Throughout the records below, find each line holding "abroad" and copy it.

--- GIVEN RECORDS ---

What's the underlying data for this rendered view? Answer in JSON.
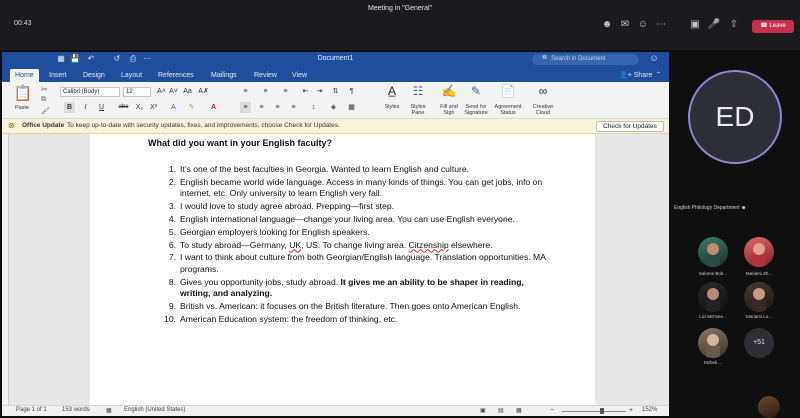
{
  "teams": {
    "meeting_title": "Meeting in \"General\"",
    "timer": "00:43",
    "leave_label": "Leave",
    "icons": [
      "people-icon",
      "chat-icon",
      "reactions-icon",
      "more-icon",
      "camera-icon",
      "mic-icon",
      "share-icon"
    ]
  },
  "word": {
    "doc_title": "Document1",
    "search_placeholder": "Search in Document",
    "share_label": "Share",
    "tabs": [
      "Home",
      "Insert",
      "Design",
      "Layout",
      "References",
      "Mailings",
      "Review",
      "View"
    ],
    "font_name": "Calibri (Body)",
    "font_size": "12",
    "paste_label": "Paste",
    "big_buttons": [
      {
        "label": "Styles",
        "icon": "styles-icon"
      },
      {
        "label": "Styles\nPane",
        "icon": "styles-pane-icon"
      },
      {
        "label": "Fill and\nSign",
        "icon": "fill-sign-icon"
      },
      {
        "label": "Send for\nSignature",
        "icon": "send-signature-icon"
      },
      {
        "label": "Agreement\nStatus",
        "icon": "agreement-status-icon"
      },
      {
        "label": "Creative\nCloud",
        "icon": "creative-cloud-icon"
      }
    ],
    "update_title": "Office Update",
    "update_text": "To keep up-to-date with security updates, fixes, and improvements, choose Check for Updates.",
    "update_button": "Check for Updates",
    "heading": "What did you want in your English faculty?",
    "list": [
      {
        "n": "1.",
        "text": "It’s one of the best faculties in Georgia. Wanted to learn English and culture."
      },
      {
        "n": "2.",
        "text": "English became world wide language. Access in many kinds of things. You can get jobs, info on internet, etc. Only university to learn English very fall."
      },
      {
        "n": "3.",
        "text": "I would love to study agree abroad. Prepping—first step."
      },
      {
        "n": "4.",
        "text": "English international language—change your living area. You can use English everyone."
      },
      {
        "n": "5.",
        "text": "Georgian employers looking for English speakers."
      },
      {
        "n": "6.",
        "text_a": "To study abroad—Germany, ",
        "text_b": "UK",
        "text_c": ", US. To change living area. ",
        "text_d": "Citzenship",
        "text_e": " elsewhere."
      },
      {
        "n": "7.",
        "text": "I want to think about culture from both Georgian/English language. Translation opportunities. MA programs."
      },
      {
        "n": "8.",
        "text_plain": "Gives you opportunity jobs, study abroad. ",
        "text_bold": "It gives me an ability to be shaper in reading, writing, and analyzing."
      },
      {
        "n": "9.",
        "text": "British vs. American: it focuses on the British literature. Then goes onto American English."
      },
      {
        "n": "10.",
        "text": "American Education system: the freedom of thinking, etc."
      }
    ],
    "status": {
      "page": "Page 1 of 1",
      "words": "153 words",
      "language": "English (United States)",
      "zoom": "152%"
    }
  },
  "gallery": {
    "self_initials": "ED",
    "group_label": "English Philology Department",
    "participants": [
      {
        "name": "Salome Bob..."
      },
      {
        "name": "Mariami Zh..."
      },
      {
        "name": "Lizi Mchvee..."
      },
      {
        "name": "Mariami Lo..."
      },
      {
        "name": "Mzbeli ..."
      }
    ],
    "more_count": "+51"
  }
}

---

RESPONSE TO THIS EXERCISE:
        "text": "I would love to study agree abroad. Prepping—first step."
        "text_a": "To study abroad—Germany, ",
        "text_plain": "Gives you opportunity jobs, study abroad. ",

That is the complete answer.